Looking at the data below, how many lines include the word "kind"? Respond with the number only.

━━━

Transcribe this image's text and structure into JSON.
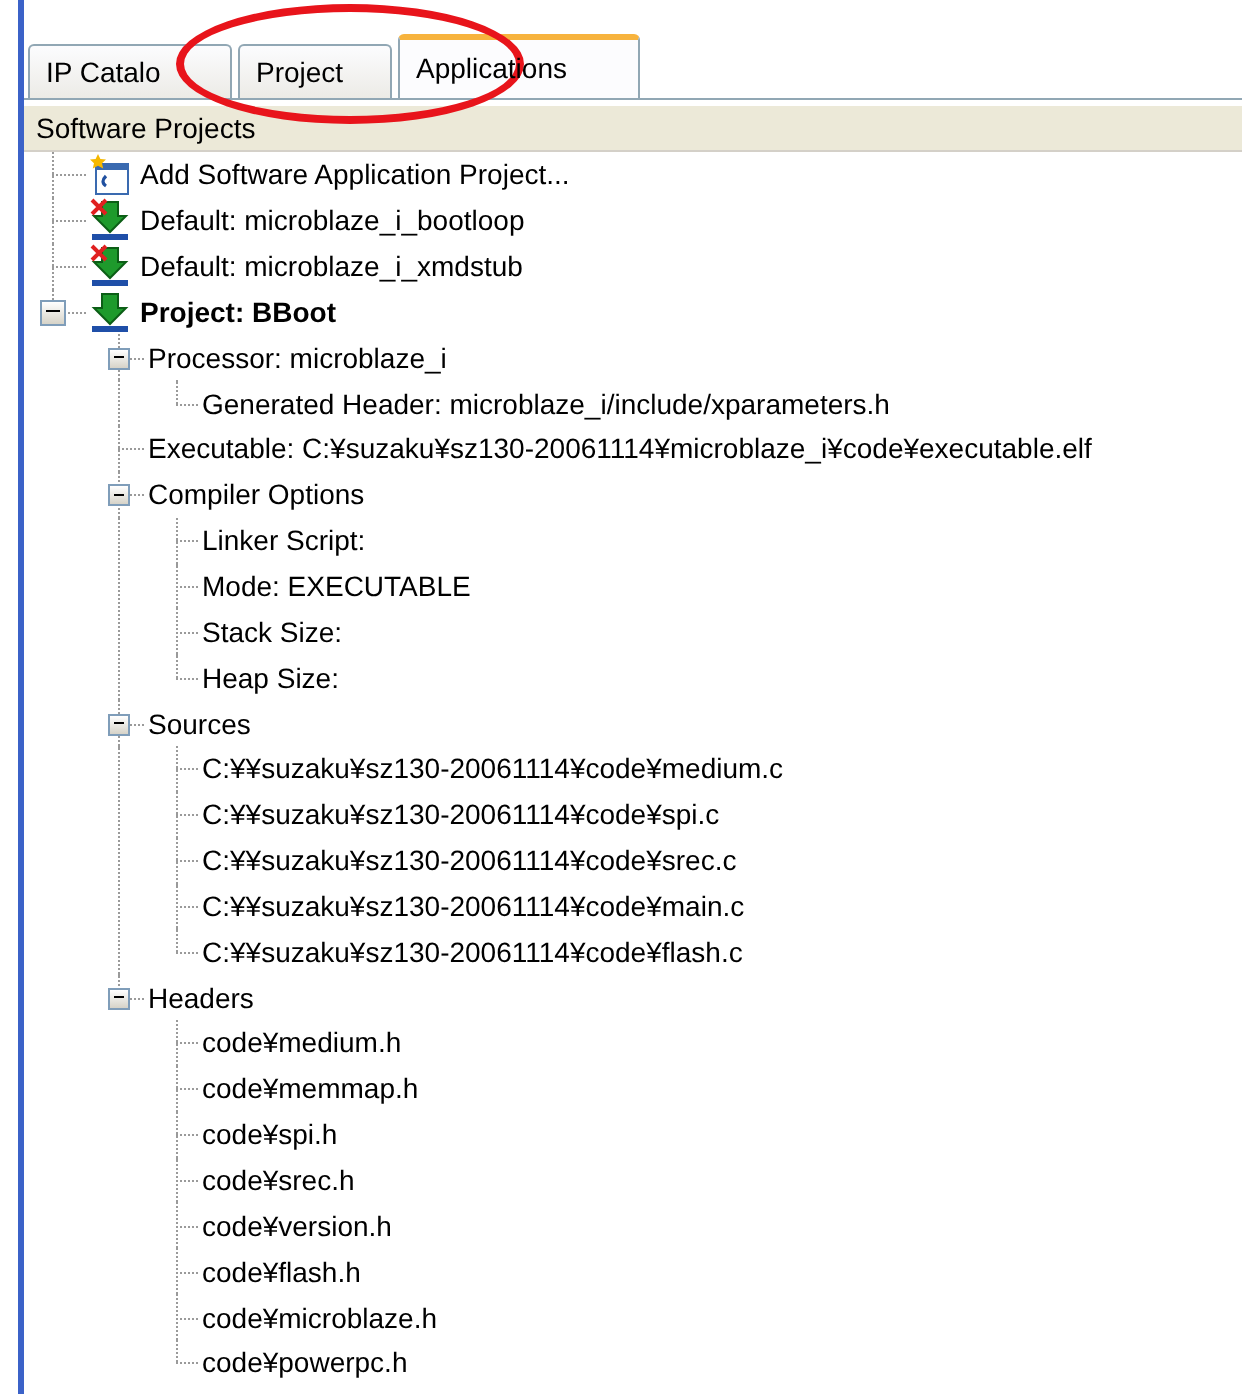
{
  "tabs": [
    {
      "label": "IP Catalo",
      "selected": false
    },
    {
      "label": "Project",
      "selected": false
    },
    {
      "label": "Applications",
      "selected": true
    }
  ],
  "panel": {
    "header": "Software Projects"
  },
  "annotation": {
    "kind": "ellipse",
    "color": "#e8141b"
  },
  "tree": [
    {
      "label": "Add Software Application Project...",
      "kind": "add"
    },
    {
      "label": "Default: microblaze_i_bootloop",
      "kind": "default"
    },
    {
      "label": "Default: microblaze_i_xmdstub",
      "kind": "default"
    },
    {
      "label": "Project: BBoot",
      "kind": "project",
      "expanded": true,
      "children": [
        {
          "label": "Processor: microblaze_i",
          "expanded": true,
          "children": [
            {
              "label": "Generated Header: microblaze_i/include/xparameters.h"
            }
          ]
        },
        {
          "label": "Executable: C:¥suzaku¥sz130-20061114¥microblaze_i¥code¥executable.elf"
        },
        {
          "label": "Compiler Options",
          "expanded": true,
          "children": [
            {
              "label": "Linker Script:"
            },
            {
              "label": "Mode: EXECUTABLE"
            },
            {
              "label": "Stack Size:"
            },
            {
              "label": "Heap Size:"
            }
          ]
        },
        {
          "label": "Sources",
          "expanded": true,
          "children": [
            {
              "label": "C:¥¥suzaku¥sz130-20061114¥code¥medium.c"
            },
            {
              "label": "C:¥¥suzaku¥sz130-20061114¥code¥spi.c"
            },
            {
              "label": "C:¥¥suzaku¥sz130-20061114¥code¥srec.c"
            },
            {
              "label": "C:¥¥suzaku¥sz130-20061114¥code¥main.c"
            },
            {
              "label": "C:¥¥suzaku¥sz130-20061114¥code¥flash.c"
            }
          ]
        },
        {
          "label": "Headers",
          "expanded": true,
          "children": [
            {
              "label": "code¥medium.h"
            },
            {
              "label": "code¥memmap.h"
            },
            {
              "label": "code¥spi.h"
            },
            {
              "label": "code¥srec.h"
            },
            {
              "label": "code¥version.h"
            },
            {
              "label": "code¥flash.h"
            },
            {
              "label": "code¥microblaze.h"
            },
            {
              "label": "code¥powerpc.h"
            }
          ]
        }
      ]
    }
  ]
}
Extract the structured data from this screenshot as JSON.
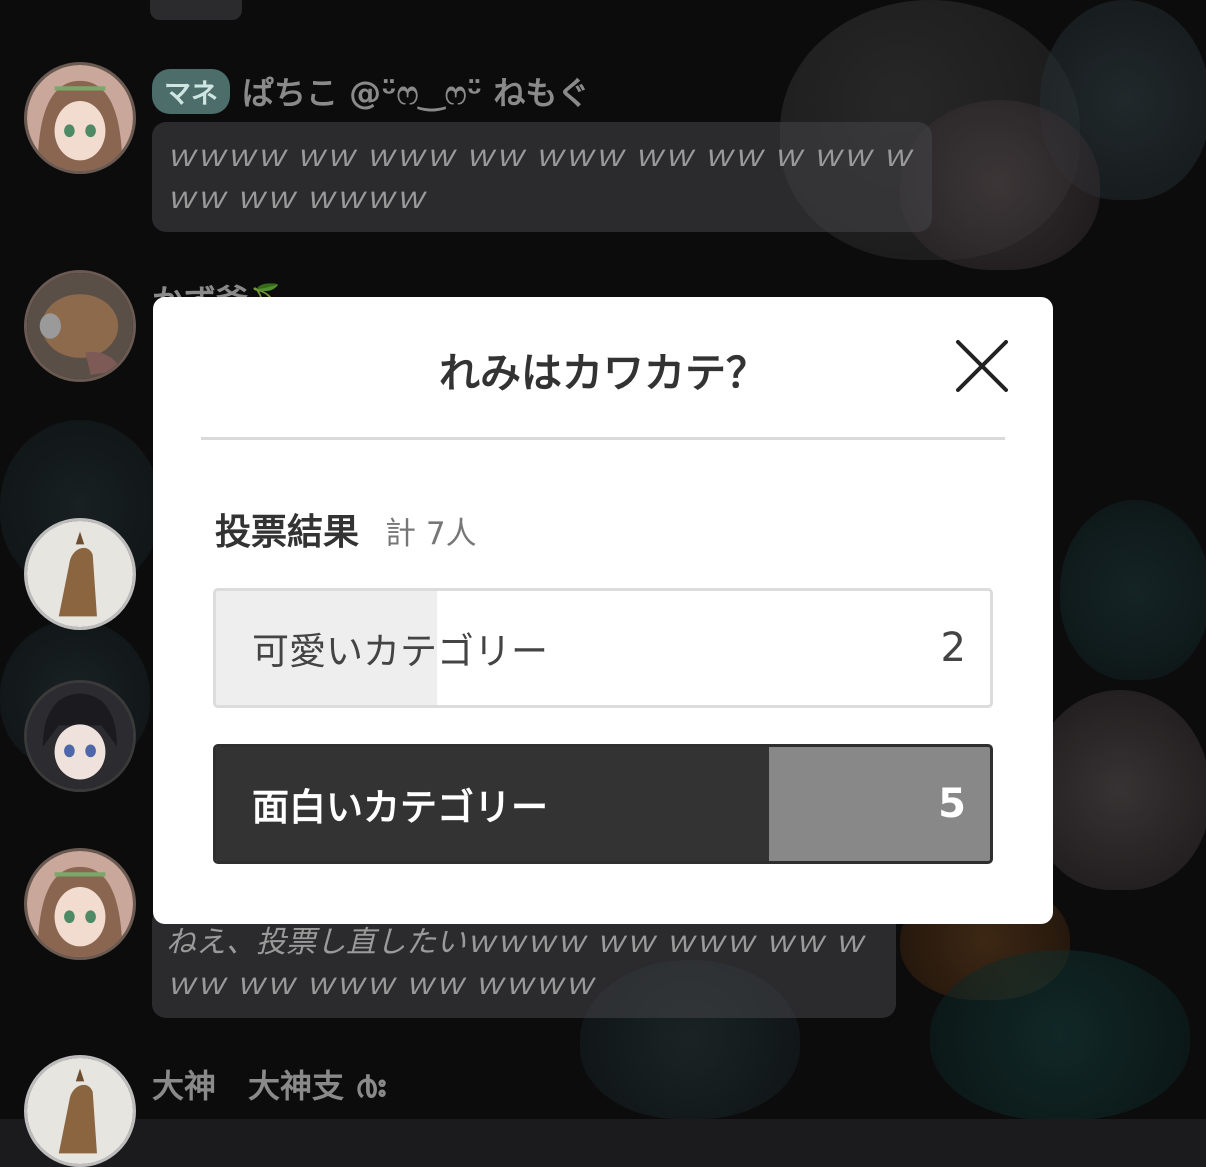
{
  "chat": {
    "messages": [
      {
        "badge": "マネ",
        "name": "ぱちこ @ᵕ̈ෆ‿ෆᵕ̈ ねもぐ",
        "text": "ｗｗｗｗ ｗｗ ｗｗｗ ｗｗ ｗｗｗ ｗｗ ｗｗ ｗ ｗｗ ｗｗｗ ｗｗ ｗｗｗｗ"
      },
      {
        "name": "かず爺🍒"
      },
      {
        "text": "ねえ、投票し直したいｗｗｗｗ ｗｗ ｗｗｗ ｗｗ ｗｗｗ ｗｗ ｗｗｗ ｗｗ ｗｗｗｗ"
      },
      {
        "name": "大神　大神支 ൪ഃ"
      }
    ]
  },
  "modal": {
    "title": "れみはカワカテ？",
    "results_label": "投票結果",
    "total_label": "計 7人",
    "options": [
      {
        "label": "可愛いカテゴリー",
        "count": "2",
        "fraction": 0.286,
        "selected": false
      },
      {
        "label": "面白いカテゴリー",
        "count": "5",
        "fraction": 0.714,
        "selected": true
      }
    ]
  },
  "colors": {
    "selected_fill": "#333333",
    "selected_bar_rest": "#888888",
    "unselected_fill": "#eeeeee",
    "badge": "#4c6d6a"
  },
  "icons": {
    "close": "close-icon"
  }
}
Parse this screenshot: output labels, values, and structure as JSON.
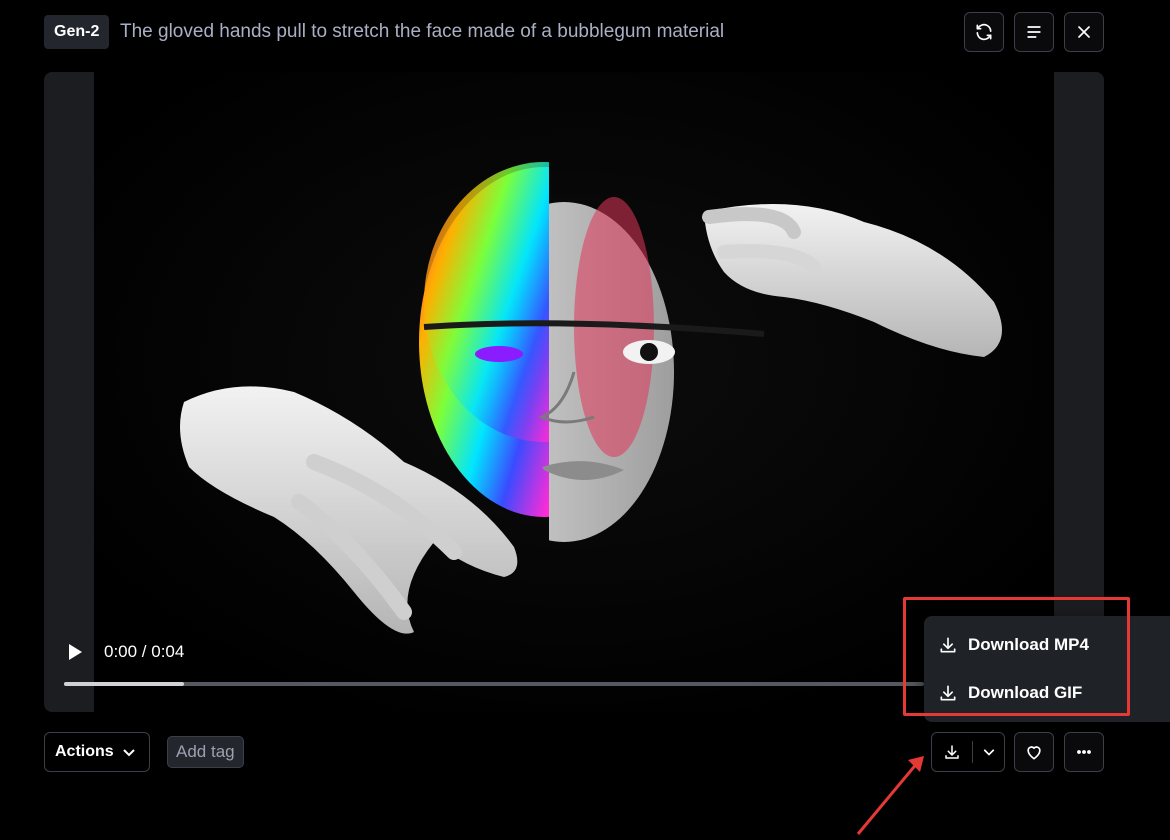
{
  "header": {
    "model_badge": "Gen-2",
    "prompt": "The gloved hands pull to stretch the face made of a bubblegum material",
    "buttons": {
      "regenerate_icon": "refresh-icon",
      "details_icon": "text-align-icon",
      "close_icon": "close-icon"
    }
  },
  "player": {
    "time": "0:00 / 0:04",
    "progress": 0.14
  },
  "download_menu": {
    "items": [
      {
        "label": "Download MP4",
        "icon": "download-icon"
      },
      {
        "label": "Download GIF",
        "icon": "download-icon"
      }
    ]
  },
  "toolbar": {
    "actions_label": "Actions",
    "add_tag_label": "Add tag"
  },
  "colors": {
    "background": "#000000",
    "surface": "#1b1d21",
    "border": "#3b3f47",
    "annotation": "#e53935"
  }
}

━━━

- [Solution to the problem] 5